[TASK BRIEF] Within the listing below, how many lines hold the string "Zone"? Only the number is wanted.

•••

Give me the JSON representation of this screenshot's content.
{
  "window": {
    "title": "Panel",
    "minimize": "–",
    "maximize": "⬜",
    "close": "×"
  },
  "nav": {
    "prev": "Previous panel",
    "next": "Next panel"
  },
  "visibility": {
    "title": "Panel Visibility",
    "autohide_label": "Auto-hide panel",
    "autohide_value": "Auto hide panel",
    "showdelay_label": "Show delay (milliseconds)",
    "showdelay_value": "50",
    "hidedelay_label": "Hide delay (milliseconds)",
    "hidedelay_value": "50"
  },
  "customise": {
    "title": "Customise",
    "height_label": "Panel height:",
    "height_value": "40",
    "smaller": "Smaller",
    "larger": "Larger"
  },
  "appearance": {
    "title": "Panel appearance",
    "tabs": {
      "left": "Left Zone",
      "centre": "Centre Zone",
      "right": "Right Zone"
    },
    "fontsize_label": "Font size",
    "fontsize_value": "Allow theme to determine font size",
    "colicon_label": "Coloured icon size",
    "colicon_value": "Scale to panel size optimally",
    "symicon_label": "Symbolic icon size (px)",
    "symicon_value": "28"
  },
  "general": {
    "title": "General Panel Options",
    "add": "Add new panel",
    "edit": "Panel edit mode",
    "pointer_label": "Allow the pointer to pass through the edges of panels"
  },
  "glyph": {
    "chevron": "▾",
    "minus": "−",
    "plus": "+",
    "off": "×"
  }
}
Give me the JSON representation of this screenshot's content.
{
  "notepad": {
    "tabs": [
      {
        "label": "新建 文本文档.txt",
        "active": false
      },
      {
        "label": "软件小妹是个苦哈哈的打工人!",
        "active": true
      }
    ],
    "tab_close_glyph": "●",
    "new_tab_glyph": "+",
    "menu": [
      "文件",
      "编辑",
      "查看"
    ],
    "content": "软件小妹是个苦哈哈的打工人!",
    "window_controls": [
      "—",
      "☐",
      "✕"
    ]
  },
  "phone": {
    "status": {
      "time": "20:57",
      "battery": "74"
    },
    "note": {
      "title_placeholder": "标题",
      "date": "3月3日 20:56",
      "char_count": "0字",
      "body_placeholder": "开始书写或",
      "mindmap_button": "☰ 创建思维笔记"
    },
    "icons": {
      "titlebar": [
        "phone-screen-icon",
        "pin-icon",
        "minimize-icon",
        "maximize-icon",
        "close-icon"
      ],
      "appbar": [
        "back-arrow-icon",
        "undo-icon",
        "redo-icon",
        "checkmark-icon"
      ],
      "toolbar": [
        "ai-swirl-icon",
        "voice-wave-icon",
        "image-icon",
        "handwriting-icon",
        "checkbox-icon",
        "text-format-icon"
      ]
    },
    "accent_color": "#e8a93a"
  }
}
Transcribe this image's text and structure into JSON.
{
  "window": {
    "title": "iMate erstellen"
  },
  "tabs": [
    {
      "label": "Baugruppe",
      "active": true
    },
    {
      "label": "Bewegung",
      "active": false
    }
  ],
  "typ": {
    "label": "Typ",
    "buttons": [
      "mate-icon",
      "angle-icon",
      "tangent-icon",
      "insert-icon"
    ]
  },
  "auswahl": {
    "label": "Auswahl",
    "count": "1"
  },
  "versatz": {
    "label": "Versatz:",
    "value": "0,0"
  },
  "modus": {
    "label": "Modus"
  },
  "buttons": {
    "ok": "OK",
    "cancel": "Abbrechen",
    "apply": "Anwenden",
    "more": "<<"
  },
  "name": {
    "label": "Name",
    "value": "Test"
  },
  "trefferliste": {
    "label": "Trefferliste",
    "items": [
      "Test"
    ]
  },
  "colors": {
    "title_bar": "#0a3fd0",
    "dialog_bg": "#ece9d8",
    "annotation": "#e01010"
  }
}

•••

[TASK RESPONSE] 3